Copyrights and trademarks are different creatures under the law. Copyright law is generally associated with some original expression of ideas, such as artwork, fashion and jewelry design, photography, sculpture, software, music and lyrics, screenplays, novels, books, etc. Trademark law deals with protecting symbols, for example, the Nike “swoosh,” words, devices, and sounds to identify a particular product, manufacturer, or service. Sometimes the law of copyright and trademark will protect a single product at the same time.
A copyright holder possesses several exclusive rights to that work and has the additional right to sell, transfer, or license any, or all of these exclusive rights to someone else. In the case of work created by an employee for an employer, the employer is considered the author.
Infringement upon any of the following rights can give rise to a copyright infringement lawsuit:
- The right to reproduce, or copy the work
- The right to adapt the work to create a new work (called derivative work)
- The right to distribute the work, or copies of the work
- The right to publicly perform, or display the work, including putting it on the Internet
Either the copyright owner, or the owner of an infringed exclusive license can sue for copyright infringement. To prove the infringement of one, or more exclusive rights, the plaintiff must show the alleged infringer had access to the original work. This includes situations where an employee involved with creating an infringing work had access to view the original work, or if the original work was widely distributed to the public.
Infringement occurs when the two works are “substantially similar,” proof of which is broadly defined by the courts. To establish substantial similarity, the plaintiff must generally prove an ordinary reasonable person would conclude a defendant has appropriated the original work. The plaintiff must also prove that its work was substantially taken, either quantitatively, or qualitatively. For example, a competitor could copy just one aspect of a company’s work and be liable for infringement if it is an identifiable, or important aspect of the work.
Infringement can also be indirect if the indirect infringer knew about the infringement and materially contributed to it in some way.

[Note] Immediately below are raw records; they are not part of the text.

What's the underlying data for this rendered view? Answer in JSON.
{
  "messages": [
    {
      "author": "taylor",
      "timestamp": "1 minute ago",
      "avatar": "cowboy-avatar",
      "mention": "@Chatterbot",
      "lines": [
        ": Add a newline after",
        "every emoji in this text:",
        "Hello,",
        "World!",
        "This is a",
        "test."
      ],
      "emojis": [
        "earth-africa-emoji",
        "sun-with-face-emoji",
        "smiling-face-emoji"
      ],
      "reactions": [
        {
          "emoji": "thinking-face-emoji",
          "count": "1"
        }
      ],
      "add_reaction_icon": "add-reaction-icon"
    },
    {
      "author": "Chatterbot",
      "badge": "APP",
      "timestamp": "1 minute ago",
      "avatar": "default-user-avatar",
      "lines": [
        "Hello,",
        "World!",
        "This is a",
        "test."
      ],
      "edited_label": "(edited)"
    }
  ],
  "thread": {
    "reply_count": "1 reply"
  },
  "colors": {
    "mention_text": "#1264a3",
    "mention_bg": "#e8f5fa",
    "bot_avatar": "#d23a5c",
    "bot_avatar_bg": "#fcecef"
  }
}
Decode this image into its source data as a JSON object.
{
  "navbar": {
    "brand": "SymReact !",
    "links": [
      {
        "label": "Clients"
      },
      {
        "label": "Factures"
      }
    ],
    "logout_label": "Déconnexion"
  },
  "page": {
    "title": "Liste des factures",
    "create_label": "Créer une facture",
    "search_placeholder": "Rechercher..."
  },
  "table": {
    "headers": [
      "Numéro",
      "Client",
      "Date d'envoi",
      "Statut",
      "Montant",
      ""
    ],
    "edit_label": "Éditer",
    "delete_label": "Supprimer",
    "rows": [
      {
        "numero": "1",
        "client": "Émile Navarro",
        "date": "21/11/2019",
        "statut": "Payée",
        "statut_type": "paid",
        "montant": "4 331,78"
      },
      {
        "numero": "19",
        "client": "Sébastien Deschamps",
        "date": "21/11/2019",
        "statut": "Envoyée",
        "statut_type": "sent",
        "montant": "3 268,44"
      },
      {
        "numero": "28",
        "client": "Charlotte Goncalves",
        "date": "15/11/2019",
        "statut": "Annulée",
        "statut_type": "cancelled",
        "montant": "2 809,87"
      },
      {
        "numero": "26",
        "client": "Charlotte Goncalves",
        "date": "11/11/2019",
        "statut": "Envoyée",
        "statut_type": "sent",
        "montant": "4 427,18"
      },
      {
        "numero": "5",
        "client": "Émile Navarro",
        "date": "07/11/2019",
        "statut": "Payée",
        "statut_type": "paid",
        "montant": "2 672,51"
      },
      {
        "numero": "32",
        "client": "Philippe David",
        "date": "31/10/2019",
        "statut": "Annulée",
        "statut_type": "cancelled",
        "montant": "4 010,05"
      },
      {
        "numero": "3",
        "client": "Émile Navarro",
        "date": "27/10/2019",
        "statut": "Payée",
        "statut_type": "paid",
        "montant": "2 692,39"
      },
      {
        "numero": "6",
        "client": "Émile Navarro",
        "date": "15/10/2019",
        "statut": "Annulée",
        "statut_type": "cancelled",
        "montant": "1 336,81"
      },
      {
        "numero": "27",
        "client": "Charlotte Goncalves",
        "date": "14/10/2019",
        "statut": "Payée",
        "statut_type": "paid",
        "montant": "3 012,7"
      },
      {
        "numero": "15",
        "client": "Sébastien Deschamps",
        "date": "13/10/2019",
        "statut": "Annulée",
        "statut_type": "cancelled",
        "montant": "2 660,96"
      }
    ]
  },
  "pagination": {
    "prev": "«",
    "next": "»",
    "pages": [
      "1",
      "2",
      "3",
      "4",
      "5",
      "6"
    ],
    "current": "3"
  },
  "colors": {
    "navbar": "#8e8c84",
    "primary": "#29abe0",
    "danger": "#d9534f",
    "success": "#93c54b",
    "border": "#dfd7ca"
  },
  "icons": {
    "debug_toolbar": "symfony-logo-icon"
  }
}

Alternately, vicarious infringement can occur when a party has the right and ability to supervise the infringing activity and a direct, or indirect financial interest in the activities.

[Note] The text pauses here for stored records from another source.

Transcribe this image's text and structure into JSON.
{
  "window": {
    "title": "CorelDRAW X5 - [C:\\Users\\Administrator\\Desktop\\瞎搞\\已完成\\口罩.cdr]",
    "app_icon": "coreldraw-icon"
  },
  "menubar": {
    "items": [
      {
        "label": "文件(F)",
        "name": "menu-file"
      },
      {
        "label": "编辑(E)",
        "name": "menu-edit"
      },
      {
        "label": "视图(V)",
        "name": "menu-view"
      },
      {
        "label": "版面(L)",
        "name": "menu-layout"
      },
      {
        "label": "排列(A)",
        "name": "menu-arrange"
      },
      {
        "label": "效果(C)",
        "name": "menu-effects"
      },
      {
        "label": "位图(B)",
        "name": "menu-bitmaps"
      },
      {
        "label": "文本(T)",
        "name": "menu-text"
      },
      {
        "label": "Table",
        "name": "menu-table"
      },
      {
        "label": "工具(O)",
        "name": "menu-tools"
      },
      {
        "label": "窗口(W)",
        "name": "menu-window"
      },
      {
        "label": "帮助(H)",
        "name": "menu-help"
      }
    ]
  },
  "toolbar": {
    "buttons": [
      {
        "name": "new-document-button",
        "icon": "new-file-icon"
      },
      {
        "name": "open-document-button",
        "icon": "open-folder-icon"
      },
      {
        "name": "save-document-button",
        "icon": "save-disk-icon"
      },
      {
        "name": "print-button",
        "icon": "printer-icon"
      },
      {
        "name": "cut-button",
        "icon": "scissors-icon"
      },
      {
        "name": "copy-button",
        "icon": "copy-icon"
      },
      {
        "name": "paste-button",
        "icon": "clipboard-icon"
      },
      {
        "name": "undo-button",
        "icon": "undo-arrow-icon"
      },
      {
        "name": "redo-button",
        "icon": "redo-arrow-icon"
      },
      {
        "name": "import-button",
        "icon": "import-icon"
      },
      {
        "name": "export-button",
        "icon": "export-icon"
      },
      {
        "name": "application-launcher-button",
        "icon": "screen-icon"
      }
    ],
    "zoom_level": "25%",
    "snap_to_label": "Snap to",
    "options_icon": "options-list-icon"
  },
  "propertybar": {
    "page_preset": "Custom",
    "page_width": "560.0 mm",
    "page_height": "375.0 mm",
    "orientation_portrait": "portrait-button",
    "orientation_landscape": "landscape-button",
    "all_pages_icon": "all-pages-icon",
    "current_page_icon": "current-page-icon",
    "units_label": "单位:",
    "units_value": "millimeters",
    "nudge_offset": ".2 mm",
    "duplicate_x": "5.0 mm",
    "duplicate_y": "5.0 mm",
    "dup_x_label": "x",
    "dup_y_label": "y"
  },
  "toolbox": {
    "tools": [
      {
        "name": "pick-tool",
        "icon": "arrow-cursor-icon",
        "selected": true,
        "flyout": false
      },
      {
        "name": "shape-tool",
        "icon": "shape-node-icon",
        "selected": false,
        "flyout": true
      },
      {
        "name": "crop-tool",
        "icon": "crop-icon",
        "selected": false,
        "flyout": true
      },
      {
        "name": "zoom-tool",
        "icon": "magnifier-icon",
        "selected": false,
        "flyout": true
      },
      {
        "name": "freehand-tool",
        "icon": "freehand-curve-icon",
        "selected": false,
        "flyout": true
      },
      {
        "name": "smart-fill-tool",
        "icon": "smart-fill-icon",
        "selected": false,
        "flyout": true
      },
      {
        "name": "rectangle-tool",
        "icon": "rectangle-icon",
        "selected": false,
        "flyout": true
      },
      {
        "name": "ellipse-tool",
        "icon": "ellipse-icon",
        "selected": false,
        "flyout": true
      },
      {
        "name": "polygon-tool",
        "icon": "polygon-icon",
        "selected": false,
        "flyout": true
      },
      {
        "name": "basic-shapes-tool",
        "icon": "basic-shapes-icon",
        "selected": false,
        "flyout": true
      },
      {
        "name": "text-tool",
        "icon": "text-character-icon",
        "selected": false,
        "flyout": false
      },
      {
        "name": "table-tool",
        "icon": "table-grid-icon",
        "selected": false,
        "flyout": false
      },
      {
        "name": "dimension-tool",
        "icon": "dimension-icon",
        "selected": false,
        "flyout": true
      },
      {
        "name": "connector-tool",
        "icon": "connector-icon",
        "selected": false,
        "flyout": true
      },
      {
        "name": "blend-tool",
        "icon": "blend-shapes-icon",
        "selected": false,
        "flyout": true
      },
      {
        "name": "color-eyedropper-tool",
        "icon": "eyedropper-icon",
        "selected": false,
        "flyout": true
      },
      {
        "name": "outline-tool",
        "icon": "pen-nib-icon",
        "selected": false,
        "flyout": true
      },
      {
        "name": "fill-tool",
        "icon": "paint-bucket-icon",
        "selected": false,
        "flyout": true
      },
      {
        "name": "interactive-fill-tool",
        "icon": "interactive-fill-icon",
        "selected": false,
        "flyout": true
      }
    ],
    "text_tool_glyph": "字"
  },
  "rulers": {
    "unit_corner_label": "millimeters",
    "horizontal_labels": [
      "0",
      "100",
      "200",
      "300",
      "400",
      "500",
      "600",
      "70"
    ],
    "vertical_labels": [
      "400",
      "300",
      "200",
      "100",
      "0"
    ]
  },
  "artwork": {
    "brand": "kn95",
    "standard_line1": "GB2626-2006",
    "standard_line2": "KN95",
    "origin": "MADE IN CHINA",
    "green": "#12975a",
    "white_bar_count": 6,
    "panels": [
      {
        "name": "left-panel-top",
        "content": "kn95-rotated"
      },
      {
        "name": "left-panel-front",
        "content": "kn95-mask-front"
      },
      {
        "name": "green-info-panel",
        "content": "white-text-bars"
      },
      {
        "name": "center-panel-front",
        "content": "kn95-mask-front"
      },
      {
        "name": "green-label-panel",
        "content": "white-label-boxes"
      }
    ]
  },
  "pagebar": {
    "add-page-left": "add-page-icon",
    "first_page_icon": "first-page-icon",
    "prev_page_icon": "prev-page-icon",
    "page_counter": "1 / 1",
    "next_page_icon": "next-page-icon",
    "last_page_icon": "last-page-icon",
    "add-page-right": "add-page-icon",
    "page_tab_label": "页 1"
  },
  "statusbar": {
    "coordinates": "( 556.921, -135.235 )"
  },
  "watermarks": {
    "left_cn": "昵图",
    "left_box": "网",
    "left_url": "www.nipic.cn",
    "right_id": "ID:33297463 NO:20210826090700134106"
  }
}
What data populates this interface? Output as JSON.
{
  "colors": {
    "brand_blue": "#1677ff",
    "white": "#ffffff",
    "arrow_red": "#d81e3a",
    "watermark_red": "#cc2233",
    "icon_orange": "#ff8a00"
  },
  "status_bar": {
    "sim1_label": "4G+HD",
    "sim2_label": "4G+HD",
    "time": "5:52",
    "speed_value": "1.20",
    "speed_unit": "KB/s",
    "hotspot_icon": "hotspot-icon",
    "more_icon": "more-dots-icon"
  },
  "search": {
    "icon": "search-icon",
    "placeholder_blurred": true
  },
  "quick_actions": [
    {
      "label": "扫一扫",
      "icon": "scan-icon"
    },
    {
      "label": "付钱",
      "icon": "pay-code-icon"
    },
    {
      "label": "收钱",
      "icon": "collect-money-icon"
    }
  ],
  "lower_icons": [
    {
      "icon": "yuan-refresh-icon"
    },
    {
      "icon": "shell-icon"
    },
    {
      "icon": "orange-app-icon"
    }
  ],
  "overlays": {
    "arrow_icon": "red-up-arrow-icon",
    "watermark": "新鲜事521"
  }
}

Several defenses are available to those accused of copyright infringement, including:
- The defendant proves ownership of a valid license
- The original copyright holder abandoned the copyright ownership
- The copyright is being used to violate public policy, for example, antitrust laws
- Fair use: This defense employs a complicated test that is highly dependent on the facts of each particular case
- State copyright laws
Federal law preempts the majority of state law cases related to the unauthorized use of copyrighted works. The one exception comes in cases where the claim has at least one extra element that must be proved. Therefore, claims based on breach of contract, trade secrets theft, or fraud are typically allowed to proceed in state court, whereas unfair competition claims based solely on an unauthorized reproduction of a work would likely be preempted by federal law.
Available Relief For Infringement
In addition to injunctive relief, which forbids the infringer from engaging in any further unauthorized use, statutory damages and non-statutory monetary damages are available in copyright infringement cases. Statutory damages are generally anywhere between $750 and $30,000 per infringement, based on the judge’s discretion, but can be as high as $150,000 per infringement if the infringement is deemed willful. If the plaintiff registered their work with the United States Copyright Office, compensation for attorneys’ fees may also be available. Non-statutory damages include lost profits, the loss of future exploitation of the work, and recovery for profits wrongfully attained by the infringer, so long as it does not overlap with plaintiff’s actual losses.